Look, I know some people are sensitive about so-called profanity. But are they more turned off by a string of letters than they are someone serving a 10-year sentence for stealing a sandwich? Are they more turned off by a dirty word than they are the fact that half a million people are homeless in the richest nation in the world?
JH: I was referring more to parents who might not want their children to hear such words used by a political leader in Washington.
HFV: Then don’t let your kids watch my campaign video. You know what – on second thought, let your kids watch my campaign video. Because this is the shit they’re gonna have to be dealing with if you don’t elect fools like me to shoot straight with your ass.
So yeah, kids, excuse my language but don’t excuse these assholes in Congress. Tell your parents to quit bullshitting with your future and vote for candidates who pledge to be in the FTS Caucus. It’s the least they can do, if they’re not assholes too.
There was no getting around having to defend, which is why we preemptively defended, against the grumblings of such a candidacy being a Trojan Horse or some Manchurian bullshit.
It’s why, during the campaign, I talked openly about what I mean when I say the word “radical.” Because so much of the media, and so many politicians, like to define the term the same way they define extremism, I figured a lot of not-so-political folks and middle-of-the-road voters might hear the word radical thrown around, and it would be scary to them.

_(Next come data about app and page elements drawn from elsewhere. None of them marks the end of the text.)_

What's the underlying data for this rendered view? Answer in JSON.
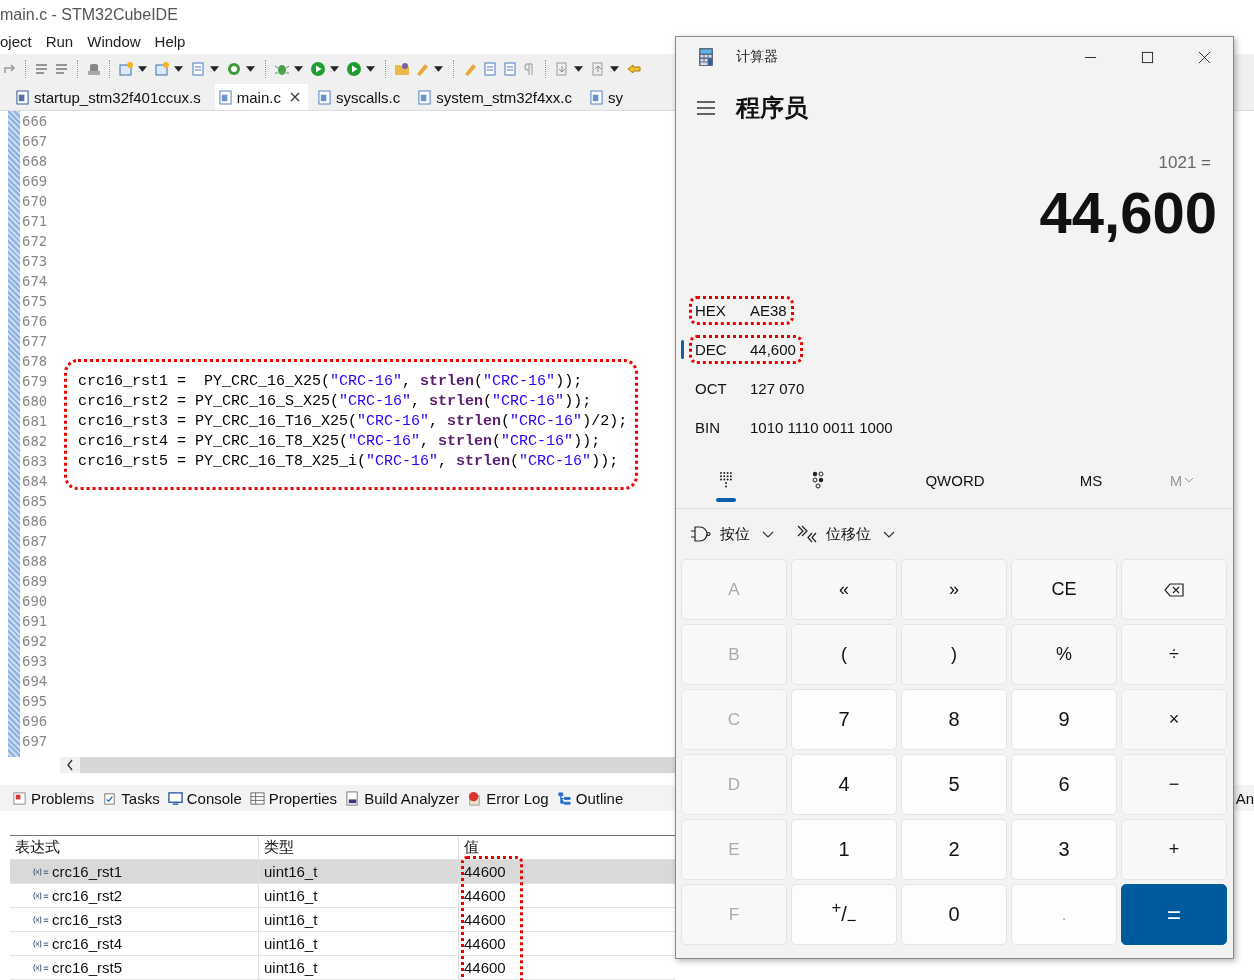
{
  "ide": {
    "title": "main.c - STM32CubeIDE",
    "menu": [
      "oject",
      "Run",
      "Window",
      "Help"
    ],
    "editor_tabs": [
      {
        "label": "startup_stm32f401ccux.s",
        "kind": "asm",
        "selected": false
      },
      {
        "label": "main.c",
        "kind": "c",
        "selected": true
      },
      {
        "label": "syscalls.c",
        "kind": "c",
        "selected": false
      },
      {
        "label": "system_stm32f4xx.c",
        "kind": "c",
        "selected": false
      },
      {
        "label": "sy",
        "kind": "c",
        "selected": false
      }
    ],
    "editor": {
      "outlined": true,
      "lines": [
        {
          "number": "666"
        },
        {
          "number": "667"
        },
        {
          "number": "668"
        },
        {
          "number": "669"
        },
        {
          "number": "670"
        },
        {
          "number": "671"
        },
        {
          "number": "672"
        },
        {
          "number": "673"
        },
        {
          "number": "674"
        },
        {
          "number": "675"
        },
        {
          "number": "676"
        },
        {
          "number": "677"
        },
        {
          "number": "678"
        },
        {
          "number": "679",
          "code": [
            {
              "kind": "plain",
              "text": "crc16_rst1 =  PY_CRC_16_X25("
            },
            {
              "kind": "string",
              "text": "\"CRC-16\""
            },
            {
              "kind": "plain",
              "text": ", "
            },
            {
              "kind": "keyword",
              "text": "strlen"
            },
            {
              "kind": "plain",
              "text": "("
            },
            {
              "kind": "string",
              "text": "\"CRC-16\""
            },
            {
              "kind": "plain",
              "text": "));"
            }
          ]
        },
        {
          "number": "680",
          "code": [
            {
              "kind": "plain",
              "text": "crc16_rst2 = PY_CRC_16_S_X25("
            },
            {
              "kind": "string",
              "text": "\"CRC-16\""
            },
            {
              "kind": "plain",
              "text": ", "
            },
            {
              "kind": "keyword",
              "text": "strlen"
            },
            {
              "kind": "plain",
              "text": "("
            },
            {
              "kind": "string",
              "text": "\"CRC-16\""
            },
            {
              "kind": "plain",
              "text": "));"
            }
          ]
        },
        {
          "number": "681",
          "code": [
            {
              "kind": "plain",
              "text": "crc16_rst3 = PY_CRC_16_T16_X25("
            },
            {
              "kind": "string",
              "text": "\"CRC-16\""
            },
            {
              "kind": "plain",
              "text": ", "
            },
            {
              "kind": "keyword",
              "text": "strlen"
            },
            {
              "kind": "plain",
              "text": "("
            },
            {
              "kind": "string",
              "text": "\"CRC-16\""
            },
            {
              "kind": "plain",
              "text": ")/2);"
            }
          ]
        },
        {
          "number": "682",
          "code": [
            {
              "kind": "plain",
              "text": "crc16_rst4 = PY_CRC_16_T8_X25("
            },
            {
              "kind": "string",
              "text": "\"CRC-16\""
            },
            {
              "kind": "plain",
              "text": ", "
            },
            {
              "kind": "keyword",
              "text": "strlen"
            },
            {
              "kind": "plain",
              "text": "("
            },
            {
              "kind": "string",
              "text": "\"CRC-16\""
            },
            {
              "kind": "plain",
              "text": "));"
            }
          ]
        },
        {
          "number": "683",
          "code": [
            {
              "kind": "plain",
              "text": "crc16_rst5 = PY_CRC_16_T8_X25_i("
            },
            {
              "kind": "string",
              "text": "\"CRC-16\""
            },
            {
              "kind": "plain",
              "text": ", "
            },
            {
              "kind": "keyword",
              "text": "strlen"
            },
            {
              "kind": "plain",
              "text": "("
            },
            {
              "kind": "string",
              "text": "\"CRC-16\""
            },
            {
              "kind": "plain",
              "text": "));"
            }
          ]
        },
        {
          "number": "684"
        },
        {
          "number": "685"
        },
        {
          "number": "686"
        },
        {
          "number": "687"
        },
        {
          "number": "688"
        },
        {
          "number": "689"
        },
        {
          "number": "690"
        },
        {
          "number": "691"
        },
        {
          "number": "692"
        },
        {
          "number": "693"
        },
        {
          "number": "694"
        },
        {
          "number": "695"
        },
        {
          "number": "696"
        },
        {
          "number": "697"
        }
      ]
    },
    "panel_tabs": [
      "Problems",
      "Tasks",
      "Console",
      "Properties",
      "Build Analyzer",
      "Error Log",
      "Outline",
      "An"
    ],
    "watch_table": {
      "value_column_outlined": true,
      "columns": [
        {
          "label": "表达式"
        },
        {
          "label": "类型"
        },
        {
          "label": "值"
        }
      ],
      "rows": [
        {
          "selected": true,
          "cells": [
            "crc16_rst1",
            "uint16_t",
            "44600"
          ]
        },
        {
          "selected": false,
          "cells": [
            "crc16_rst2",
            "uint16_t",
            "44600"
          ]
        },
        {
          "selected": false,
          "cells": [
            "crc16_rst3",
            "uint16_t",
            "44600"
          ]
        },
        {
          "selected": false,
          "cells": [
            "crc16_rst4",
            "uint16_t",
            "44600"
          ]
        },
        {
          "selected": false,
          "cells": [
            "crc16_rst5",
            "uint16_t",
            "44600"
          ]
        }
      ]
    }
  },
  "calculator": {
    "title": "计算器",
    "mode": "程序员",
    "expression": "1021 =",
    "result": "44,600",
    "radix": [
      {
        "label": "HEX",
        "value": "AE38",
        "selected": false,
        "outlined": true
      },
      {
        "label": "DEC",
        "value": "44,600",
        "selected": true,
        "outlined": true
      },
      {
        "label": "OCT",
        "value": "127 070",
        "selected": false,
        "outlined": false
      },
      {
        "label": "BIN",
        "value": "1010 1110 0011 1000",
        "selected": false,
        "outlined": false
      }
    ],
    "view_tabs": [
      {
        "kind": "keypad",
        "selected": true,
        "disabled": false
      },
      {
        "kind": "bits",
        "selected": false,
        "disabled": false
      },
      {
        "kind": "text",
        "label": "QWORD",
        "selected": false,
        "disabled": false
      },
      {
        "kind": "text",
        "label": "MS",
        "selected": false,
        "disabled": false
      },
      {
        "kind": "memory-menu",
        "label": "M",
        "selected": false,
        "disabled": true
      }
    ],
    "bit_menus": [
      {
        "kind": "bitwise",
        "label": "按位"
      },
      {
        "kind": "shift",
        "label": "位移位"
      }
    ],
    "keypad": [
      [
        {
          "label": "A",
          "kind": "letter",
          "disabled": true
        },
        {
          "label": "«",
          "kind": "op",
          "disabled": false
        },
        {
          "label": "»",
          "kind": "op",
          "disabled": false
        },
        {
          "label": "CE",
          "kind": "op",
          "disabled": false
        },
        {
          "kind": "backspace",
          "disabled": false
        }
      ],
      [
        {
          "label": "B",
          "kind": "letter",
          "disabled": true
        },
        {
          "label": "(",
          "kind": "op",
          "disabled": false
        },
        {
          "label": ")",
          "kind": "op",
          "disabled": false
        },
        {
          "label": "%",
          "kind": "op",
          "disabled": false
        },
        {
          "label": "÷",
          "kind": "op",
          "disabled": false
        }
      ],
      [
        {
          "label": "C",
          "kind": "letter",
          "disabled": true
        },
        {
          "label": "7",
          "kind": "digit",
          "disabled": false
        },
        {
          "label": "8",
          "kind": "digit",
          "disabled": false
        },
        {
          "label": "9",
          "kind": "digit",
          "disabled": false
        },
        {
          "label": "×",
          "kind": "op",
          "disabled": false
        }
      ],
      [
        {
          "label": "D",
          "kind": "letter",
          "disabled": true
        },
        {
          "label": "4",
          "kind": "digit",
          "disabled": false
        },
        {
          "label": "5",
          "kind": "digit",
          "disabled": false
        },
        {
          "label": "6",
          "kind": "digit",
          "disabled": false
        },
        {
          "label": "−",
          "kind": "op",
          "disabled": false
        }
      ],
      [
        {
          "label": "E",
          "kind": "letter",
          "disabled": true
        },
        {
          "label": "1",
          "kind": "digit",
          "disabled": false
        },
        {
          "label": "2",
          "kind": "digit",
          "disabled": false
        },
        {
          "label": "3",
          "kind": "digit",
          "disabled": false
        },
        {
          "label": "+",
          "kind": "op",
          "disabled": false
        }
      ],
      [
        {
          "label": "F",
          "kind": "letter",
          "disabled": true
        },
        {
          "label": "$^{+}$/$_{−}$",
          "kind": "digit",
          "disabled": false
        },
        {
          "label": "0",
          "kind": "digit",
          "disabled": false
        },
        {
          "label": ".",
          "kind": "digit",
          "disabled": true
        },
        {
          "label": "=",
          "kind": "equals",
          "disabled": false
        }
      ]
    ]
  }
}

But, as I said on the campaign trail, the word radical, in the sense that I use it and the people who share my beliefs use it, simply derives from the Latin “radic” or “radix,” meaning “root.” So when I say that I’m radical in my politics, it just means that I believe to get to a solution, you have to look at the root of the problem. That’s why I talk so much about money in politics. I believe the legalized bribery institutionalized into our political system is the root of so many of our policy problems.
In a speech I gave later that week, I said, “So when you hear me use words like radical or revolutionary or institutional or structural, it just means that I’m looking to the actual roots of the issue in how to address it. Furthermore, I see no reason to hide the fact that not only am I radical in my political views, I am radical in my economic views. I personally advocate for moving beyond capitalism to a better system. And for any of those listening who are saying, ‘I knew it. I knew it. I knew this campaign wasn’t about politics, but really about brainwashing me into being one of those Pinko Commie Bastards my uncle used to talk about,’ I’m sorry to disappoint you. That’s not what this campaign is about. I personally want to move beyond market and centrally planned socialism as well. The reason why I’m bringing all this up is the same reason why I think it’s important for a lefty candidate running in a GOP primary to be transparent about their motives. All this campaign is really about is freeing up our political system from the grip of corruption and seeing where democracy actually takes us. And that’s all getting money out of politics is about. Seeing where democracy actually takes us.”
After that speech, pundits were placing bets on when I would leave the race. They just couldn’t imagine a Republican primary candidate explicitly saying they wanted out of capitalism and still being considered viable. But I knew that if you can get people to take you seriously, based upon nothing more than their belief that you are an honest person, they will listen to what you have to say. They may not follow you into the revolution, but they will give you the benefit of the doubt. And that’s really all you can ask for.